◆ TASK BRIEF: When you copy the material below, keep every line exact and omit the pictures.

◆ MATERIAL PROVIDED:
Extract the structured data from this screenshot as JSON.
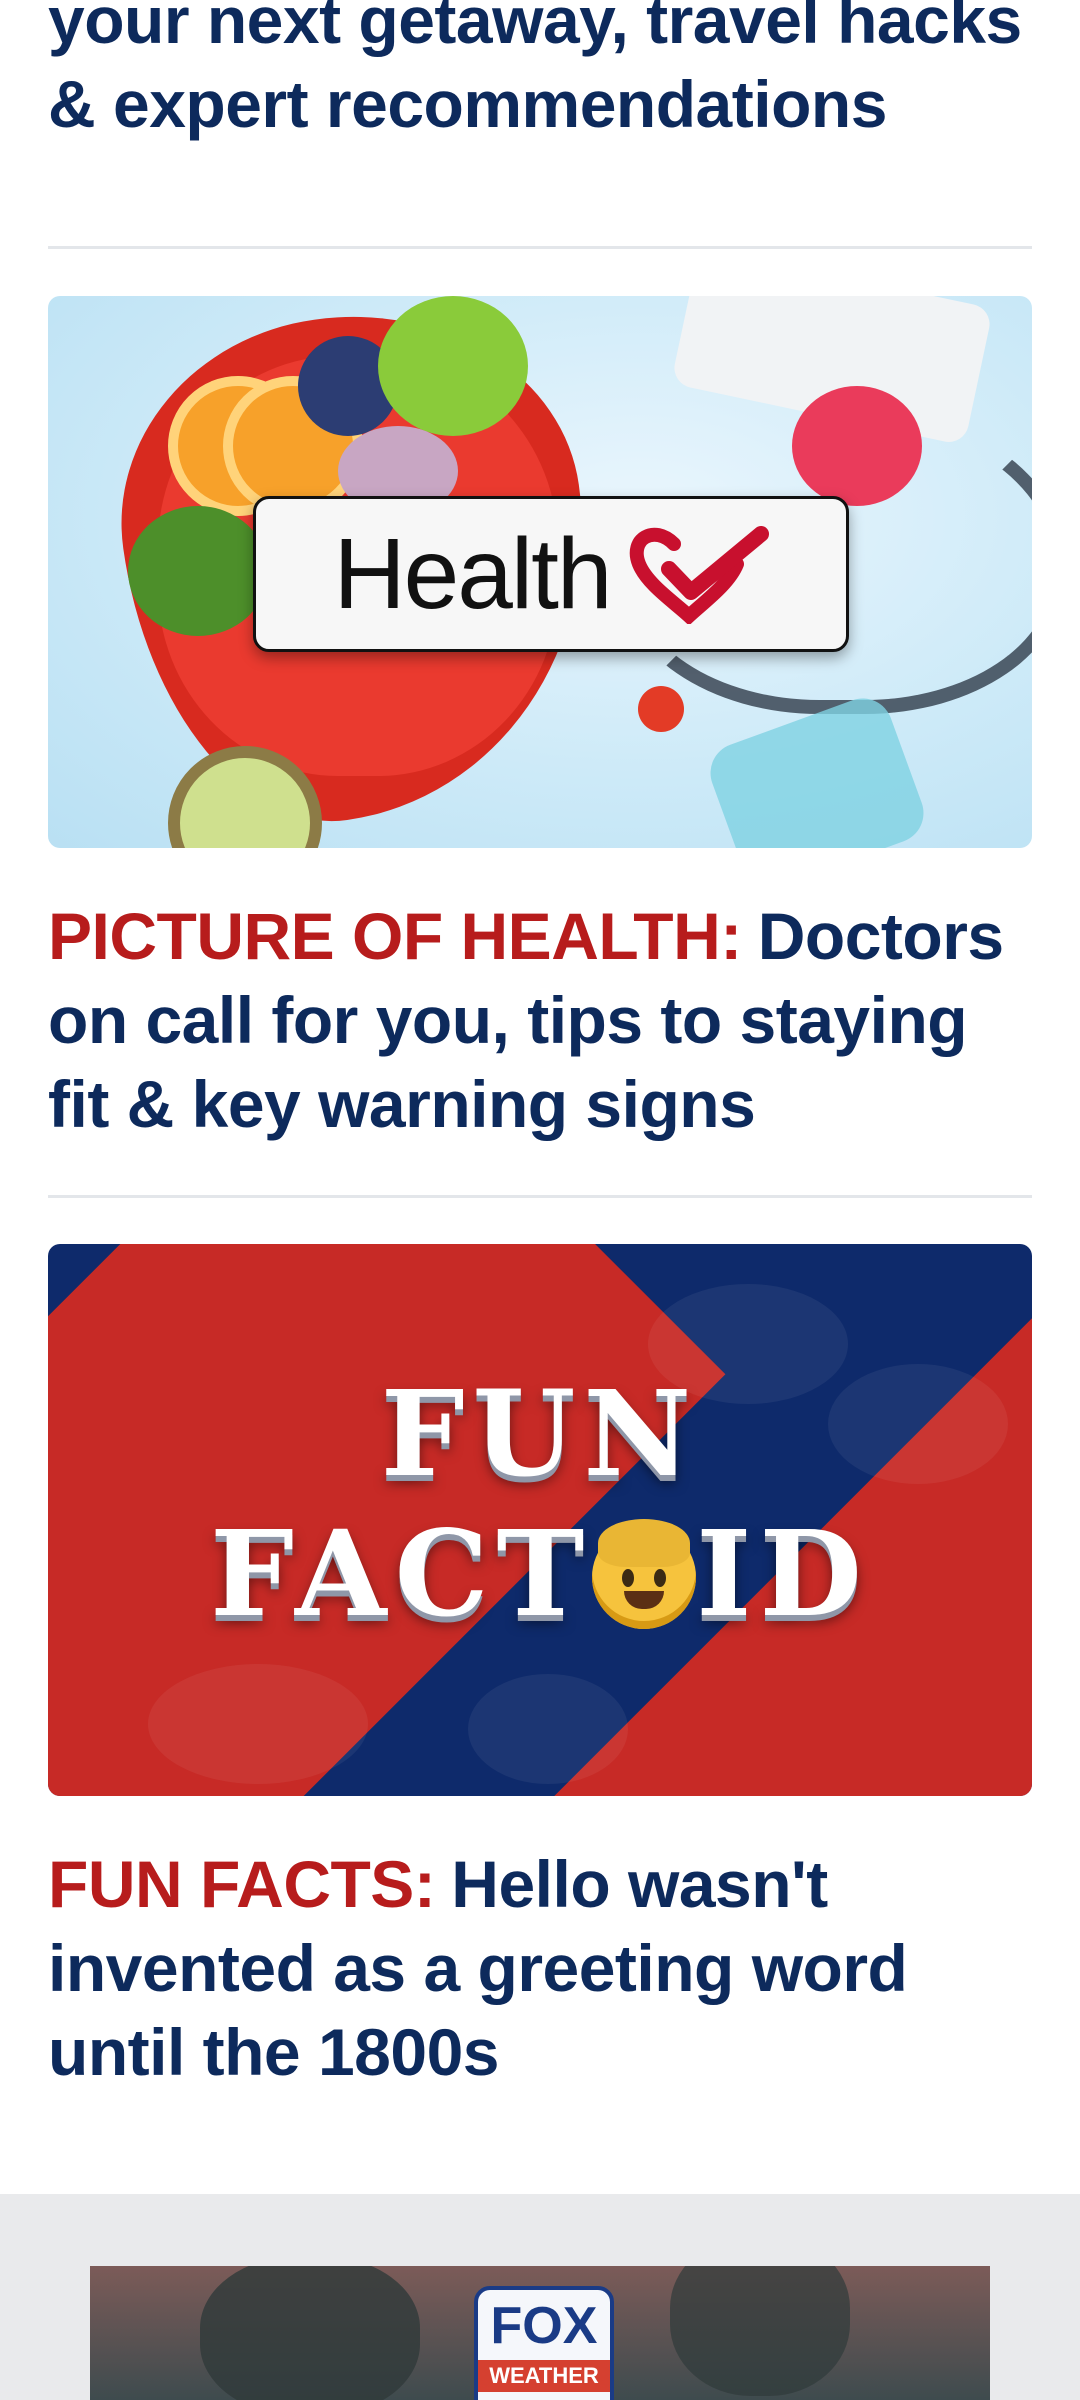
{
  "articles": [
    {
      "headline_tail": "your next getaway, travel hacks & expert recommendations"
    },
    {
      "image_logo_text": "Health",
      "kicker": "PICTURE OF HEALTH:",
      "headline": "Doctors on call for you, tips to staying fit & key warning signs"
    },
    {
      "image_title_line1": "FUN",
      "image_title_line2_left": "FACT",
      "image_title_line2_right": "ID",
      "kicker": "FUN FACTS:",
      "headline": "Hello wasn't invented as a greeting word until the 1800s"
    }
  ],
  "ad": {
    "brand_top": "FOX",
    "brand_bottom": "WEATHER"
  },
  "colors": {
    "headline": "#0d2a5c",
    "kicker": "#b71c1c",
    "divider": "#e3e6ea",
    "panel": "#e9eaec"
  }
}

◆ YOUR SOLUTION:
Extract the structured data from this screenshot as JSON.
{
  "articles": [
    {
      "headline_tail": "your next getaway, travel hacks & expert recommendations"
    },
    {
      "image_logo_text": "Health",
      "kicker": "PICTURE OF HEALTH:",
      "headline": "Doctors on call for you, tips to staying fit & key warning signs"
    },
    {
      "image_title_line1": "FUN",
      "image_title_line2_left": "FACT",
      "image_title_line2_right": "ID",
      "kicker": "FUN FACTS:",
      "headline": "Hello wasn't invented as a greeting word until the 1800s"
    }
  ],
  "ad": {
    "brand_top": "FOX",
    "brand_bottom": "WEATHER"
  },
  "colors": {
    "headline": "#0d2a5c",
    "kicker": "#b71c1c",
    "divider": "#e3e6ea",
    "panel": "#e9eaec"
  }
}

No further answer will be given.